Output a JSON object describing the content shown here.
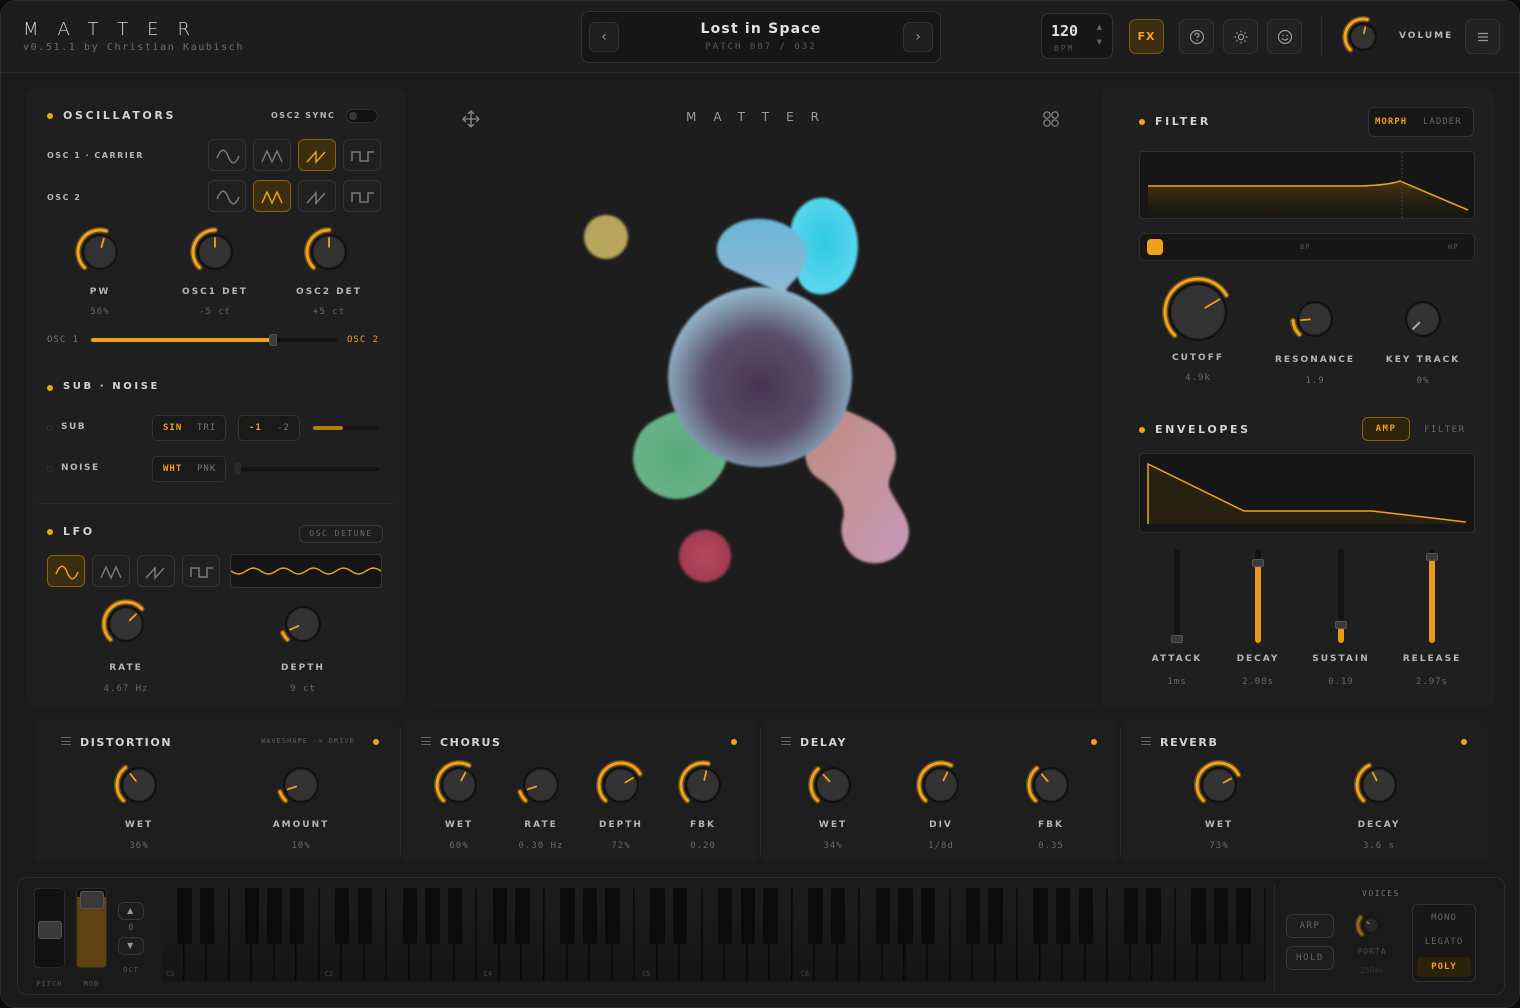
{
  "app": {
    "logo": "MATTER",
    "version": "v0.51.1  by Christian Kaubisch"
  },
  "header": {
    "patch_name": "Lost in Space",
    "patch_number": "PATCH 007 / 032",
    "bpm_value": "120",
    "bpm_label": "BPM",
    "fx_label": "FX",
    "volume_label": "VOLUME",
    "prev_icon": "‹",
    "next_icon": "›",
    "volume_level": 0.55
  },
  "oscillators": {
    "title": "OSCILLATORS",
    "sync_label": "OSC2 SYNC",
    "osc1_label": "OSC 1 · CARRIER",
    "osc2_label": "OSC 2",
    "osc1_selected": "saw",
    "osc2_selected": "triangle",
    "knobs": [
      {
        "label": "PW",
        "value": "56%",
        "level": 0.56
      },
      {
        "label": "OSC1 DET",
        "value": "-5 ct",
        "level": 0.5
      },
      {
        "label": "OSC2 DET",
        "value": "+5 ct",
        "level": 0.5
      }
    ],
    "mix_left": "OSC 1",
    "mix_right": "OSC 2",
    "mix_level": 0.74
  },
  "sub_noise": {
    "title": "SUB · NOISE",
    "sub_label": "SUB",
    "noise_label": "NOISE",
    "sub_wave": [
      "SIN",
      "TRI"
    ],
    "sub_oct": [
      "-1",
      "-2"
    ],
    "noise_type": [
      "WHT",
      "PNK"
    ],
    "sub_level": 0.45,
    "noise_level": 0.0
  },
  "lfo": {
    "title": "LFO",
    "target": "OSC DETUNE",
    "selected": "sine",
    "knobs": [
      {
        "label": "RATE",
        "value": "4.67 Hz",
        "level": 0.67
      },
      {
        "label": "DEPTH",
        "value": "9 ct",
        "level": 0.08
      }
    ]
  },
  "center": {
    "title": "MATTER"
  },
  "filter": {
    "title": "FILTER",
    "modes": [
      "MORPH",
      "LADDER"
    ],
    "morph_labels": [
      "BP",
      "HP"
    ],
    "knobs": [
      {
        "label": "CUTOFF",
        "value": "4.9k",
        "level": 0.72
      },
      {
        "label": "RESONANCE",
        "value": "1.9",
        "level": 0.15
      },
      {
        "label": "KEY TRACK",
        "value": "0%",
        "level": 0.0
      }
    ]
  },
  "envelopes": {
    "title": "ENVELOPES",
    "tabs": [
      "AMP",
      "FILTER"
    ],
    "sliders": [
      {
        "label": "ATTACK",
        "value": "1ms",
        "level": 0.0
      },
      {
        "label": "DECAY",
        "value": "2.08s",
        "level": 0.85
      },
      {
        "label": "SUSTAIN",
        "value": "0.19",
        "level": 0.19
      },
      {
        "label": "RELEASE",
        "value": "2.97s",
        "level": 0.92
      }
    ]
  },
  "effects": [
    {
      "title": "DISTORTION",
      "subtitle": "WAVESHAPE -> DRIVE",
      "knobs": [
        {
          "label": "WET",
          "value": "36%",
          "level": 0.36
        },
        {
          "label": "AMOUNT",
          "value": "10%",
          "level": 0.1
        }
      ]
    },
    {
      "title": "CHORUS",
      "subtitle": "",
      "knobs": [
        {
          "label": "WET",
          "value": "60%",
          "level": 0.6
        },
        {
          "label": "RATE",
          "value": "0.30 Hz",
          "level": 0.1
        },
        {
          "label": "DEPTH",
          "value": "72%",
          "level": 0.72
        },
        {
          "label": "FBK",
          "value": "0.20",
          "level": 0.55
        }
      ]
    },
    {
      "title": "DELAY",
      "subtitle": "",
      "knobs": [
        {
          "label": "WET",
          "value": "34%",
          "level": 0.34
        },
        {
          "label": "DIV",
          "value": "1/8d",
          "level": 0.6
        },
        {
          "label": "FBK",
          "value": "0.35",
          "level": 0.35
        }
      ]
    },
    {
      "title": "REVERB",
      "subtitle": "",
      "knobs": [
        {
          "label": "WET",
          "value": "73%",
          "level": 0.73
        },
        {
          "label": "DECAY",
          "value": "3.6 s",
          "level": 0.4
        }
      ]
    }
  ],
  "keyboard": {
    "pitch_label": "PITCH",
    "mod_label": "MOD",
    "oct_label": "OCT",
    "oct_value": "0",
    "octave_labels": [
      "C2",
      "C3",
      "C4",
      "C5",
      "C6"
    ],
    "voices_label": "VOICES",
    "arp_label": "ARP",
    "hold_label": "HOLD",
    "porta_label": "PORTA",
    "porta_value": "250ms",
    "voice_modes": [
      "MONO",
      "LEGATO",
      "POLY"
    ],
    "selected_voice": "POLY",
    "mod_level": 0.9
  },
  "colors": {
    "accent": "#f0a21c",
    "bg": "#1b1b1b",
    "panel": "#1f1f1f"
  }
}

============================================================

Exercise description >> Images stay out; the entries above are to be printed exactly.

Answer to the exercise >>
Output a JSON object describing the content shown here.
{
  "app": {
    "logo": "MATTER",
    "version": "v0.51.1  by Christian Kaubisch"
  },
  "header": {
    "patch_name": "Lost in Space",
    "patch_number": "PATCH 007 / 032",
    "bpm_value": "120",
    "bpm_label": "BPM",
    "fx_label": "FX",
    "volume_label": "VOLUME",
    "prev_icon": "‹",
    "next_icon": "›",
    "volume_level": 0.55
  },
  "oscillators": {
    "title": "OSCILLATORS",
    "sync_label": "OSC2 SYNC",
    "osc1_label": "OSC 1 · CARRIER",
    "osc2_label": "OSC 2",
    "osc1_selected": "saw",
    "osc2_selected": "triangle",
    "knobs": [
      {
        "label": "PW",
        "value": "56%",
        "level": 0.56
      },
      {
        "label": "OSC1 DET",
        "value": "-5 ct",
        "level": 0.5
      },
      {
        "label": "OSC2 DET",
        "value": "+5 ct",
        "level": 0.5
      }
    ],
    "mix_left": "OSC 1",
    "mix_right": "OSC 2",
    "mix_level": 0.74
  },
  "sub_noise": {
    "title": "SUB · NOISE",
    "sub_label": "SUB",
    "noise_label": "NOISE",
    "sub_wave": [
      "SIN",
      "TRI"
    ],
    "sub_oct": [
      "-1",
      "-2"
    ],
    "noise_type": [
      "WHT",
      "PNK"
    ],
    "sub_level": 0.45,
    "noise_level": 0.0
  },
  "lfo": {
    "title": "LFO",
    "target": "OSC DETUNE",
    "selected": "sine",
    "knobs": [
      {
        "label": "RATE",
        "value": "4.67 Hz",
        "level": 0.67
      },
      {
        "label": "DEPTH",
        "value": "9 ct",
        "level": 0.08
      }
    ]
  },
  "center": {
    "title": "MATTER"
  },
  "filter": {
    "title": "FILTER",
    "modes": [
      "MORPH",
      "LADDER"
    ],
    "morph_labels": [
      "BP",
      "HP"
    ],
    "knobs": [
      {
        "label": "CUTOFF",
        "value": "4.9k",
        "level": 0.72
      },
      {
        "label": "RESONANCE",
        "value": "1.9",
        "level": 0.15
      },
      {
        "label": "KEY TRACK",
        "value": "0%",
        "level": 0.0
      }
    ]
  },
  "envelopes": {
    "title": "ENVELOPES",
    "tabs": [
      "AMP",
      "FILTER"
    ],
    "sliders": [
      {
        "label": "ATTACK",
        "value": "1ms",
        "level": 0.0
      },
      {
        "label": "DECAY",
        "value": "2.08s",
        "level": 0.85
      },
      {
        "label": "SUSTAIN",
        "value": "0.19",
        "level": 0.19
      },
      {
        "label": "RELEASE",
        "value": "2.97s",
        "level": 0.92
      }
    ]
  },
  "effects": [
    {
      "title": "DISTORTION",
      "subtitle": "WAVESHAPE -> DRIVE",
      "knobs": [
        {
          "label": "WET",
          "value": "36%",
          "level": 0.36
        },
        {
          "label": "AMOUNT",
          "value": "10%",
          "level": 0.1
        }
      ]
    },
    {
      "title": "CHORUS",
      "subtitle": "",
      "knobs": [
        {
          "label": "WET",
          "value": "60%",
          "level": 0.6
        },
        {
          "label": "RATE",
          "value": "0.30 Hz",
          "level": 0.1
        },
        {
          "label": "DEPTH",
          "value": "72%",
          "level": 0.72
        },
        {
          "label": "FBK",
          "value": "0.20",
          "level": 0.55
        }
      ]
    },
    {
      "title": "DELAY",
      "subtitle": "",
      "knobs": [
        {
          "label": "WET",
          "value": "34%",
          "level": 0.34
        },
        {
          "label": "DIV",
          "value": "1/8d",
          "level": 0.6
        },
        {
          "label": "FBK",
          "value": "0.35",
          "level": 0.35
        }
      ]
    },
    {
      "title": "REVERB",
      "subtitle": "",
      "knobs": [
        {
          "label": "WET",
          "value": "73%",
          "level": 0.73
        },
        {
          "label": "DECAY",
          "value": "3.6 s",
          "level": 0.4
        }
      ]
    }
  ],
  "keyboard": {
    "pitch_label": "PITCH",
    "mod_label": "MOD",
    "oct_label": "OCT",
    "oct_value": "0",
    "octave_labels": [
      "C2",
      "C3",
      "C4",
      "C5",
      "C6"
    ],
    "voices_label": "VOICES",
    "arp_label": "ARP",
    "hold_label": "HOLD",
    "porta_label": "PORTA",
    "porta_value": "250ms",
    "voice_modes": [
      "MONO",
      "LEGATO",
      "POLY"
    ],
    "selected_voice": "POLY",
    "mod_level": 0.9
  },
  "colors": {
    "accent": "#f0a21c",
    "bg": "#1b1b1b",
    "panel": "#1f1f1f"
  }
}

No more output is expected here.